→ **Aim of the task**
Check each line of the entries for "desc" and report the ones that have it.

BEGIN Supplied data

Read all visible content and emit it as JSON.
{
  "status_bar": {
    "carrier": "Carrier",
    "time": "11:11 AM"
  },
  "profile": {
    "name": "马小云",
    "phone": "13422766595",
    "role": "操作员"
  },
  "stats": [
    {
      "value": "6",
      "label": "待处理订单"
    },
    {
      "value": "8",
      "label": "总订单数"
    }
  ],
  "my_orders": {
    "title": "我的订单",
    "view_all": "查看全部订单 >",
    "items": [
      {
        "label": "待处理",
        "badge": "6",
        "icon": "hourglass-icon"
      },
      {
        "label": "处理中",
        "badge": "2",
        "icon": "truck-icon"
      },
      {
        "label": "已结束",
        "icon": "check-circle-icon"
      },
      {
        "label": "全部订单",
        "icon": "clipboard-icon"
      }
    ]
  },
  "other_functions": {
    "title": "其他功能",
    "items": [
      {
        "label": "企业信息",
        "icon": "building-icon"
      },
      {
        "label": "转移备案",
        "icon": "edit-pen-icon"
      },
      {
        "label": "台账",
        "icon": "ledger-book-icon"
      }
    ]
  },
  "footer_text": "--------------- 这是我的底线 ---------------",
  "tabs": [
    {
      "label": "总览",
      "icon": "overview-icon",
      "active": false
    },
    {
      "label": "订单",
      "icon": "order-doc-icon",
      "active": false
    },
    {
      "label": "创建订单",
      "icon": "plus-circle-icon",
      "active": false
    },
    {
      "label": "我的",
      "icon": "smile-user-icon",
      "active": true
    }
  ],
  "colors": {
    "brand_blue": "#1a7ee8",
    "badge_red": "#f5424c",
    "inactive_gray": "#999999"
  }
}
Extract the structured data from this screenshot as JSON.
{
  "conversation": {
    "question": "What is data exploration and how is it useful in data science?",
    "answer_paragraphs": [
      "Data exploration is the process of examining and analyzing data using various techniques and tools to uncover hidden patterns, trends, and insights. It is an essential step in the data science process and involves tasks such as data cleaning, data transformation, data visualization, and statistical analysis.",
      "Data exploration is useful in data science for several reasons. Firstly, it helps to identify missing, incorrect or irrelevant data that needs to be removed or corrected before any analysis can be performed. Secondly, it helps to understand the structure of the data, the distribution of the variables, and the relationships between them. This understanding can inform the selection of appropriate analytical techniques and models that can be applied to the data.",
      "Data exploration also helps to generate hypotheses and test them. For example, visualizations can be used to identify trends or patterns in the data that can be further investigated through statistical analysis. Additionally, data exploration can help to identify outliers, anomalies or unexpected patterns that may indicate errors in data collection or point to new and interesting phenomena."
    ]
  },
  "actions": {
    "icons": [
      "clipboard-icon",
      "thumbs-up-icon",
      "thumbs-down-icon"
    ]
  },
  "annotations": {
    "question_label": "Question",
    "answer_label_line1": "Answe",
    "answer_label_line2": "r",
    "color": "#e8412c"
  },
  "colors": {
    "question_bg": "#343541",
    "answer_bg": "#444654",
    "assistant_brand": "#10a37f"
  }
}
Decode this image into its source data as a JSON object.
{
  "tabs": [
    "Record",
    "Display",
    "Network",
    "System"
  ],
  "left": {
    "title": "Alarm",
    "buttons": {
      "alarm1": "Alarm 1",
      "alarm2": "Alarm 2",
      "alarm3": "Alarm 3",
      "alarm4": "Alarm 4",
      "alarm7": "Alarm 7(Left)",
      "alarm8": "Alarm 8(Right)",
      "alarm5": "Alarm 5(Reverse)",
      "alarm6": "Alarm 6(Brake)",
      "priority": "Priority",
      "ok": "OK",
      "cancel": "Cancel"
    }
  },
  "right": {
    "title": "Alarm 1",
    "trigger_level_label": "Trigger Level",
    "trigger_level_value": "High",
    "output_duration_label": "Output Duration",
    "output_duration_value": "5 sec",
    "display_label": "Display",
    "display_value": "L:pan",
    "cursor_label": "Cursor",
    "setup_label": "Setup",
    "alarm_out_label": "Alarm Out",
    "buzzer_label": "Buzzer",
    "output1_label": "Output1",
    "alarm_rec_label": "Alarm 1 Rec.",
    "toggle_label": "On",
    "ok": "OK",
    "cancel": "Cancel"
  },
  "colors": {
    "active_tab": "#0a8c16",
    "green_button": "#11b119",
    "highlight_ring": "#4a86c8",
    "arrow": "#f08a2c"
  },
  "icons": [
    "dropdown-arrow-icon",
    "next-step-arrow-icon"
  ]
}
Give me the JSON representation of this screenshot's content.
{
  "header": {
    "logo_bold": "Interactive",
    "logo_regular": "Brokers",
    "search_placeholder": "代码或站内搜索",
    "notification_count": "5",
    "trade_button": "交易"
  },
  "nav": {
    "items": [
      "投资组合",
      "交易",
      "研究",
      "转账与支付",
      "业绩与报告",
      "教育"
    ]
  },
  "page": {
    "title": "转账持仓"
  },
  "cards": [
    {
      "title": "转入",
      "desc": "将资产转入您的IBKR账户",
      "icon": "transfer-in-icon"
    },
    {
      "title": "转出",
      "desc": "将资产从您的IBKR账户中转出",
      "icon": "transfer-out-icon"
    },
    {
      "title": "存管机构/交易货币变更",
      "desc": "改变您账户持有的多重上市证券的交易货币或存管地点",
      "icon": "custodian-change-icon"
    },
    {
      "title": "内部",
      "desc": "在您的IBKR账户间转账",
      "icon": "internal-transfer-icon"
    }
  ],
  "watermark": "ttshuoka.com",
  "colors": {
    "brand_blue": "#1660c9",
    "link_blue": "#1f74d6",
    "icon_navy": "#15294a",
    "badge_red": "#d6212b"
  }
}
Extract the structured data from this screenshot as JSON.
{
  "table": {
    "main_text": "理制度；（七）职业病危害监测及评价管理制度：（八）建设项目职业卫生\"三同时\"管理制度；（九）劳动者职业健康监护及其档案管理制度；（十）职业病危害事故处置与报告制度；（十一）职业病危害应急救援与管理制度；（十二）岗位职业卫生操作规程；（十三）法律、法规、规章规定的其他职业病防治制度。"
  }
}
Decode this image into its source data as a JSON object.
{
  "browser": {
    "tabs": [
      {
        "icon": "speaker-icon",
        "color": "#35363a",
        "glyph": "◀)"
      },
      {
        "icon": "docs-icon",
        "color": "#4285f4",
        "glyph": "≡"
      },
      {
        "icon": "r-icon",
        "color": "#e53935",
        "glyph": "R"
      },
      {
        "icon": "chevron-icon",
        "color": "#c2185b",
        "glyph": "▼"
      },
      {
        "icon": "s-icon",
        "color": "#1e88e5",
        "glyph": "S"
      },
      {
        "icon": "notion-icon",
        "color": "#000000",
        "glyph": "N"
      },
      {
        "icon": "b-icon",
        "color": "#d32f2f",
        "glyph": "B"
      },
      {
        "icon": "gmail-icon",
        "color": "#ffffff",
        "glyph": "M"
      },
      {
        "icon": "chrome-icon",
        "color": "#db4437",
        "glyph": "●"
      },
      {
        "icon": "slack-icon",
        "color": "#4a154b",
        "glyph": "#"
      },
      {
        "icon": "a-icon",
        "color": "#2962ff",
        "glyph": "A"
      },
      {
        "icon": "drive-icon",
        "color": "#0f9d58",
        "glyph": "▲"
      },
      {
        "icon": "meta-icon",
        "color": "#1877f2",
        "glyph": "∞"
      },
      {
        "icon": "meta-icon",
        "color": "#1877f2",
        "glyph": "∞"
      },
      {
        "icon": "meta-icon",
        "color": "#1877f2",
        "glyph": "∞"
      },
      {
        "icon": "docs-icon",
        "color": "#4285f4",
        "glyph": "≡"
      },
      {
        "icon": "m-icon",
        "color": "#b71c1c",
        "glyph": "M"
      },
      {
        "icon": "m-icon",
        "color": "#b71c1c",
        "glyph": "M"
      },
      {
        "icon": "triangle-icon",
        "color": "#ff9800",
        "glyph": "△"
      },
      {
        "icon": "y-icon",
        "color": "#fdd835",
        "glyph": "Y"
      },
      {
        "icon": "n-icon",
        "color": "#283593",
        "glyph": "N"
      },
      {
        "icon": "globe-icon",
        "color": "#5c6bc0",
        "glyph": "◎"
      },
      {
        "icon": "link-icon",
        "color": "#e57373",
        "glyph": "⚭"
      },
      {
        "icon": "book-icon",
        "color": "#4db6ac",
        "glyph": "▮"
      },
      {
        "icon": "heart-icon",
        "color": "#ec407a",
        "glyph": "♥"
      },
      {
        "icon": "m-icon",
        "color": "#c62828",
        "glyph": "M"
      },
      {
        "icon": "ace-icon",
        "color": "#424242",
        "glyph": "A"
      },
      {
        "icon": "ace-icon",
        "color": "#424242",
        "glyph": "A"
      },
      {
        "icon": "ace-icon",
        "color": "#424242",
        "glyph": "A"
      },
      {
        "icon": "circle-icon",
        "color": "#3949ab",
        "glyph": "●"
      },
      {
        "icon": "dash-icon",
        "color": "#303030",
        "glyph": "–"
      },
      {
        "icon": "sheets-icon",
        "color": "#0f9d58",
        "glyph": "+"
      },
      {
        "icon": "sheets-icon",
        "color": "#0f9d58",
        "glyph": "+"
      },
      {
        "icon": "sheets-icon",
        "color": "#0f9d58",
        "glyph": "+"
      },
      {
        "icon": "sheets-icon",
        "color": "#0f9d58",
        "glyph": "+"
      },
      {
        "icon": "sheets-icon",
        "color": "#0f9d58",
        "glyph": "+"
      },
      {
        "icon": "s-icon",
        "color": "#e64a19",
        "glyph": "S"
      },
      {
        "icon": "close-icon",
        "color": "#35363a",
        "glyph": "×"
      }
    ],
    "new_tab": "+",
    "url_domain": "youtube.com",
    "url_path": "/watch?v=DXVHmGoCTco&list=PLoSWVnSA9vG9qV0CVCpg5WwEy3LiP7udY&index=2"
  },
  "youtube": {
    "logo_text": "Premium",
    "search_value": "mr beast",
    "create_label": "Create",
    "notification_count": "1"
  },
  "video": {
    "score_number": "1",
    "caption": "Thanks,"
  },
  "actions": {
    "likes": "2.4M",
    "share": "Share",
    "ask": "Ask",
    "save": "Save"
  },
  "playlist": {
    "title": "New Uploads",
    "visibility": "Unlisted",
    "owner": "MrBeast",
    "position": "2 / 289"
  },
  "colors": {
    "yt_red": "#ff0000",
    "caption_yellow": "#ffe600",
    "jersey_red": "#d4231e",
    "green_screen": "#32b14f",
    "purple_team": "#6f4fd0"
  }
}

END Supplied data

→ **Task response**
      "desc": "将资产转入您的IBKR账户",
      "desc": "将资产从您的IBKR账户中转出",
      "desc": "改变您账户持有的多重上市证券的交易货币或存管地点",
      "desc": "在您的IBKR账户间转账",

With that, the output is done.